Lucy went on display today at the [Houston Museum of Natural Science](http://www.hmns.org/?r=1), and there was no way I could resist paying her a visit. I went in to the exhibit with very mixed feelings about it. A lot of people, including quite a few scientists I respect, have been extremely vocal in their opposition to the exhibit. Richard Leakey [called the trip](http://www.abcnews.go.com/WN/story?id=3542345&page=1) "a form of prostitution" and "a gross exploitation of the ancestors of humanity." Several museums have [refused](http://www.bloomberg.com/apps/news?pid=20601082&sid=a7j_9OLhOJUI&refer=canada) to display the fossil, and the Ethiopian community [is calling](http://canadianpress.google.com/article/ALeqM5giPYjA56VNNwUai1-vBQE9w34BlA) for a boycott of the exhibit.
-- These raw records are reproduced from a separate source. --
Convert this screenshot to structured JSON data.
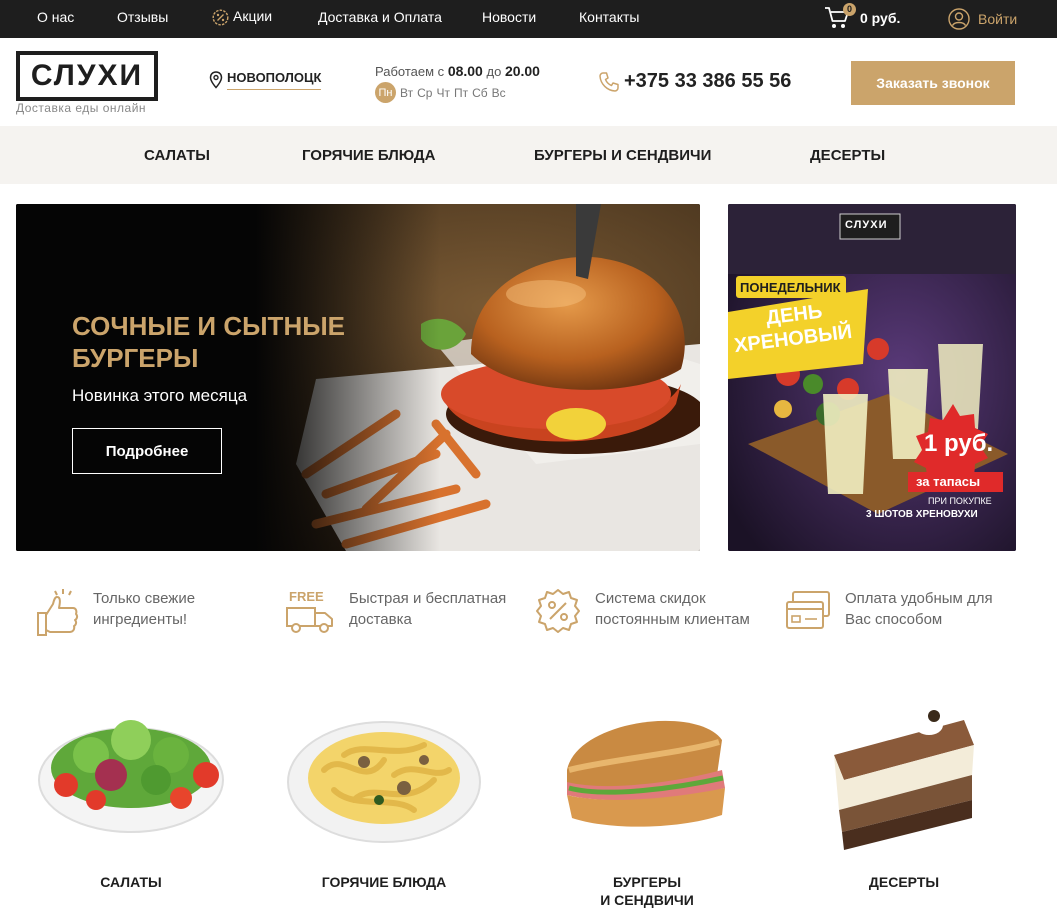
{
  "topbar": {
    "links": [
      "О нас",
      "Отзывы",
      "Акции",
      "Доставка и Оплата",
      "Новости",
      "Контакты"
    ],
    "cart_count": "0",
    "cart_sum": "0 руб.",
    "login": "Войти"
  },
  "header": {
    "logo": "СЛУХИ",
    "logo_sub": "Доставка еды онлайн",
    "city": "НОВОПОЛОЦК",
    "hours_prefix": "Работаем с",
    "hours_from": "08.00",
    "hours_mid": "до",
    "hours_to": "20.00",
    "days_today": "Пн",
    "days_rest": [
      "Вт",
      "Ср",
      "Чт",
      "Пт",
      "Сб",
      "Вс"
    ],
    "phone": "+375 33 386 55 56",
    "call_button": "Заказать звонок"
  },
  "catnav": [
    "САЛАТЫ",
    "ГОРЯЧИЕ БЛЮДА",
    "БУРГЕРЫ И СЕНДВИЧИ",
    "ДЕСЕРТЫ"
  ],
  "hero": {
    "title": "СОЧНЫЕ И СЫТНЫЕ\nБУРГЕРЫ",
    "subtitle": "Новинка этого месяца",
    "button": "Подробнее"
  },
  "promo": {
    "logo": "СЛУХИ",
    "day": "ПОНЕДЕЛЬНИК",
    "title_1": "ДЕНЬ",
    "title_2": "ХРЕНОВЫЙ",
    "price": "1 руб.",
    "price_note": "за тапасы",
    "cond_1": "ПРИ ПОКУПКЕ",
    "cond_2": "3 ШОТОВ ХРЕНОВУХИ"
  },
  "features": [
    {
      "icon": "thumbs-up-icon",
      "text": "Только свежие\nингредиенты!"
    },
    {
      "icon": "free-delivery-truck-icon",
      "text": "Быстрая и бесплатная\nдоставка"
    },
    {
      "icon": "discount-badge-icon",
      "text": "Система скидок\nпостоянным клиентам"
    },
    {
      "icon": "payment-cards-icon",
      "text": "Оплата удобным для\nВас способом"
    }
  ],
  "categories": [
    "САЛАТЫ",
    "ГОРЯЧИЕ БЛЮДА",
    "БУРГЕРЫ\nИ СЕНДВИЧИ",
    "ДЕСЕРТЫ"
  ],
  "colors": {
    "accent": "#cba46b",
    "dark": "#1e1e1e",
    "nav_bg": "#f5f3f0"
  }
}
Their concerns are hardly unreasonable. Lucy's bones are very, very old and very, very fragile. Displaying her does involve some risk, particularly in a traveling exhibition that requires packing and unpacking the bones several times. There is no other Lucy. She's unique. She's a valuable - priceless - scientific specimen. The opponents of the exhibit think that the risk to the remains is simply too great to justify the exhibit.
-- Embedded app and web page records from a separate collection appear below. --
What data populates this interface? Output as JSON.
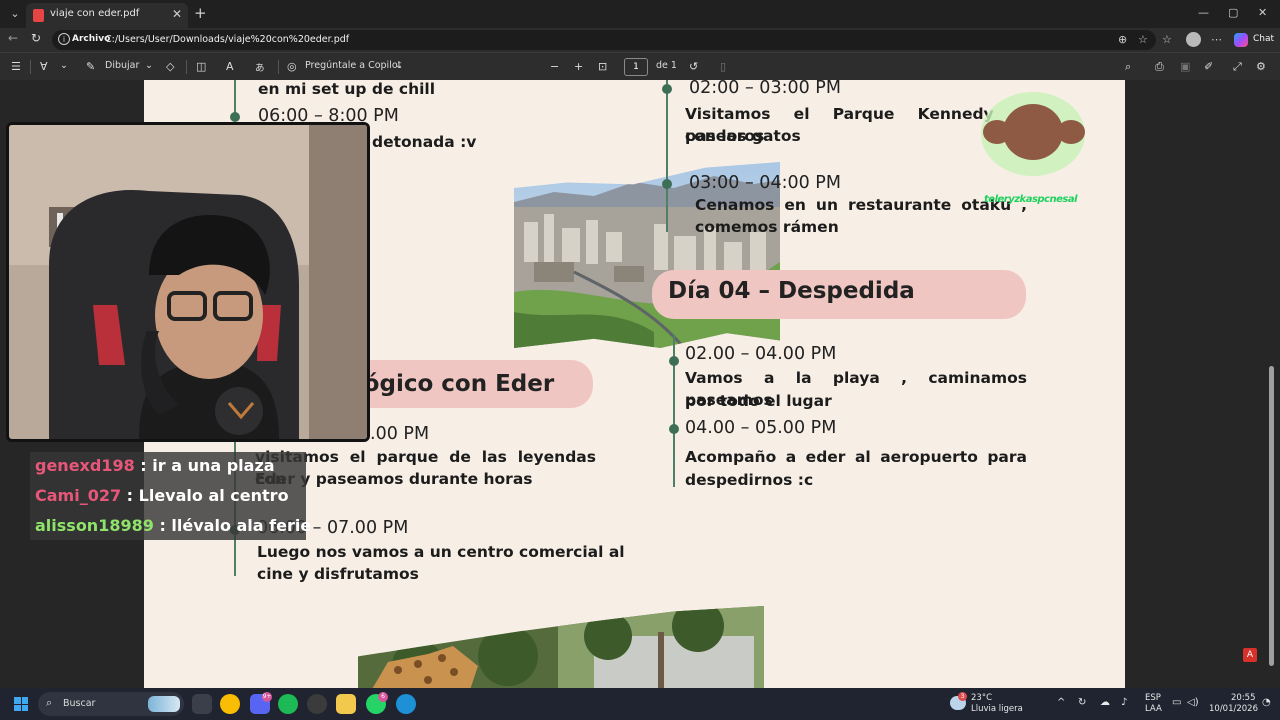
{
  "browser": {
    "tab_title": "viaje con eder.pdf",
    "new_tab_symbol": "+",
    "close_symbol": "✕",
    "window_controls": [
      "—",
      "▢",
      "✕"
    ],
    "site_chip": "Archivo",
    "url": "C:/Users/User/Downloads/viaje%20con%20eder.pdf",
    "chat_label": "Chat"
  },
  "pdf_toolbar": {
    "draw_label": "Dibujar",
    "copilot_label": "Pregúntale a Copilot",
    "page_current": "1",
    "page_total_label": "de 1",
    "zoom_out": "−",
    "zoom_in": "+"
  },
  "document": {
    "left_column": {
      "top_text": "en mi set up de chill",
      "time_1": "06:00 – 8:00 PM",
      "text_1": "detonada :v",
      "day_heading_partial": "ológico con Eder",
      "time_2_partial": ".00 PM",
      "text_2_line1": "visitamos el parque de las leyendas con",
      "text_2_line2": "Eder y paseamos durante horas",
      "time_3": "06.00 – 07.00 PM",
      "text_3_line1": "Luego nos vamos a un centro comercial al",
      "text_3_line2": "cine y disfrutamos"
    },
    "right_column": {
      "time_1": "02:00 – 03:00 PM",
      "text_1_line1": "Visitamos el Parque Kennedy y pasearos",
      "text_1_line2": "con los gatos",
      "time_2": "03:00 – 04:00 PM",
      "text_2_line1": "Cenamos en un restaurante otaku ,",
      "text_2_line2": "comemos rámen",
      "day4_heading": "Día 04 – Despedida",
      "time_3": "02.00 – 04.00 PM",
      "text_3_line1": "Vamos a la playa , caminamos paseamos",
      "text_3_line2": "por todo el lugar",
      "time_4": "04.00 – 05.00 PM",
      "text_4_line1": "Acompaño a eder al aeropuerto para",
      "text_4_line2": "despedirnos :c"
    },
    "accent_colors": {
      "page_bg": "#f7efe6",
      "pill_pink": "#efc6c2",
      "timeline_green": "#3d6f57"
    }
  },
  "stream_overlay": {
    "chat": [
      {
        "user": "genexd198",
        "message": ": ir a una plaza",
        "color": "#e8577a"
      },
      {
        "user": "Cami_027",
        "message": ": Llevalo al centro",
        "color": "#e8577a"
      },
      {
        "user": "alisson18989",
        "message": ": llévalo ala ferie",
        "color": "#8fe36a"
      }
    ],
    "sticker_caption": "teleryzkaspcnesal"
  },
  "taskbar": {
    "search_label": "Buscar",
    "weather_temp": "23°C",
    "weather_desc": "Lluvia ligera",
    "weather_badge": "3",
    "discord_badge": "9+",
    "whatsapp_badge": "6",
    "lang_line1": "ESP",
    "lang_line2": "LAA",
    "time": "20:55",
    "date": "10/01/2026"
  },
  "icons": [
    "search-icon",
    "star-icon",
    "menu-icon",
    "refresh-icon",
    "back-icon",
    "forward-icon",
    "zoom-icon",
    "print-icon",
    "save-icon",
    "settings-icon",
    "eraser-icon",
    "rotate-icon",
    "pdf-icon",
    "windows-logo-icon"
  ]
}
For all I know, they might be right. I can tell you this, though. When I walked over next to the display case and looked down at Lucy, all of those concerns evaporated from my mind, replaced by a sense of pure awe.
[Read more (at The Questionable Authority, where comments can be left):](http://scienceblogs.com/authority/2007/08/the_edge_of_humanity.php)